*** Dataset records ***

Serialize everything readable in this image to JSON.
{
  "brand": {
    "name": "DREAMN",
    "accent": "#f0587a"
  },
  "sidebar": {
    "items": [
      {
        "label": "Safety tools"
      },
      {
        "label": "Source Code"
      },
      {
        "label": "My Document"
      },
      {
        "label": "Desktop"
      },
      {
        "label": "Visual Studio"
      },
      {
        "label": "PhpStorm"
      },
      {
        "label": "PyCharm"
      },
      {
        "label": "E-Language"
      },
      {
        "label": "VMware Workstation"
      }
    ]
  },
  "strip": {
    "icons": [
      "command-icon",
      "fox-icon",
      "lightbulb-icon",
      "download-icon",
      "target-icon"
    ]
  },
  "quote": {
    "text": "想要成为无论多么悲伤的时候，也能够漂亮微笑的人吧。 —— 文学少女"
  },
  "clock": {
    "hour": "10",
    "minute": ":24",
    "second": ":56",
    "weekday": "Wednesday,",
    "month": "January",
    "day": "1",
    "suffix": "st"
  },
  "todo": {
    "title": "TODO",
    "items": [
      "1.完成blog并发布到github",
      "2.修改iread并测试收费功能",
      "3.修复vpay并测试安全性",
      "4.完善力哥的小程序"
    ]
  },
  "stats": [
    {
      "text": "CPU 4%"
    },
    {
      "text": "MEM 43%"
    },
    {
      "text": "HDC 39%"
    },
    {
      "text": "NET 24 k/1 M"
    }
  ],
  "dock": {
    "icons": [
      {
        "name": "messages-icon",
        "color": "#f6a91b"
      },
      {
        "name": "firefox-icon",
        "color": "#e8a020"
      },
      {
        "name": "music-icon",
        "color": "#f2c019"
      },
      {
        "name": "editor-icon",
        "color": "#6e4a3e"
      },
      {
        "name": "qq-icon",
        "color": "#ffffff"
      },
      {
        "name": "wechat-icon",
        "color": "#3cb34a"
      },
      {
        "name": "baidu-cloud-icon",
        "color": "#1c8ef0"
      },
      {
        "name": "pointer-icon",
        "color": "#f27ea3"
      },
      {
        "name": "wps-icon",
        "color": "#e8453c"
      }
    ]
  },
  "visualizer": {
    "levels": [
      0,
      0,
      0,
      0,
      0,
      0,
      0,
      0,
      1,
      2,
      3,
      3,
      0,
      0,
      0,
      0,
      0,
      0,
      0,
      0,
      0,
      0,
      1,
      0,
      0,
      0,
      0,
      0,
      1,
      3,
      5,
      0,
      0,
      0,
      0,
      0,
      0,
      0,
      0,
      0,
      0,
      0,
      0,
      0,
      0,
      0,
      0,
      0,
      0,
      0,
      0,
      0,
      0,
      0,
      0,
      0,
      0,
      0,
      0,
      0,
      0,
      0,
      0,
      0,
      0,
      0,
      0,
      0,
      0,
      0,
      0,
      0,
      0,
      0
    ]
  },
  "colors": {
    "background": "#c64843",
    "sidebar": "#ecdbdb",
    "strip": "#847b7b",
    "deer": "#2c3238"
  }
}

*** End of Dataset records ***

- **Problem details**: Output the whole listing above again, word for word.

- **Answer section**:
Serialize everything readable in this image to JSON.
{
  "brand": {
    "name": "DREAMN",
    "accent": "#f0587a"
  },
  "sidebar": {
    "items": [
      {
        "label": "Safety tools"
      },
      {
        "label": "Source Code"
      },
      {
        "label": "My Document"
      },
      {
        "label": "Desktop"
      },
      {
        "label": "Visual Studio"
      },
      {
        "label": "PhpStorm"
      },
      {
        "label": "PyCharm"
      },
      {
        "label": "E-Language"
      },
      {
        "label": "VMware Workstation"
      }
    ]
  },
  "strip": {
    "icons": [
      "command-icon",
      "fox-icon",
      "lightbulb-icon",
      "download-icon",
      "target-icon"
    ]
  },
  "quote": {
    "text": "想要成为无论多么悲伤的时候，也能够漂亮微笑的人吧。 —— 文学少女"
  },
  "clock": {
    "hour": "10",
    "minute": ":24",
    "second": ":56",
    "weekday": "Wednesday,",
    "month": "January",
    "day": "1",
    "suffix": "st"
  },
  "todo": {
    "title": "TODO",
    "items": [
      "1.完成blog并发布到github",
      "2.修改iread并测试收费功能",
      "3.修复vpay并测试安全性",
      "4.完善力哥的小程序"
    ]
  },
  "stats": [
    {
      "text": "CPU 4%"
    },
    {
      "text": "MEM 43%"
    },
    {
      "text": "HDC 39%"
    },
    {
      "text": "NET 24 k/1 M"
    }
  ],
  "dock": {
    "icons": [
      {
        "name": "messages-icon",
        "color": "#f6a91b"
      },
      {
        "name": "firefox-icon",
        "color": "#e8a020"
      },
      {
        "name": "music-icon",
        "color": "#f2c019"
      },
      {
        "name": "editor-icon",
        "color": "#6e4a3e"
      },
      {
        "name": "qq-icon",
        "color": "#ffffff"
      },
      {
        "name": "wechat-icon",
        "color": "#3cb34a"
      },
      {
        "name": "baidu-cloud-icon",
        "color": "#1c8ef0"
      },
      {
        "name": "pointer-icon",
        "color": "#f27ea3"
      },
      {
        "name": "wps-icon",
        "color": "#e8453c"
      }
    ]
  },
  "visualizer": {
    "levels": [
      0,
      0,
      0,
      0,
      0,
      0,
      0,
      0,
      1,
      2,
      3,
      3,
      0,
      0,
      0,
      0,
      0,
      0,
      0,
      0,
      0,
      0,
      1,
      0,
      0,
      0,
      0,
      0,
      1,
      3,
      5,
      0,
      0,
      0,
      0,
      0,
      0,
      0,
      0,
      0,
      0,
      0,
      0,
      0,
      0,
      0,
      0,
      0,
      0,
      0,
      0,
      0,
      0,
      0,
      0,
      0,
      0,
      0,
      0,
      0,
      0,
      0,
      0,
      0,
      0,
      0,
      0,
      0,
      0,
      0,
      0,
      0,
      0,
      0
    ]
  },
  "colors": {
    "background": "#c64843",
    "sidebar": "#ecdbdb",
    "strip": "#847b7b",
    "deer": "#2c3238"
  }
}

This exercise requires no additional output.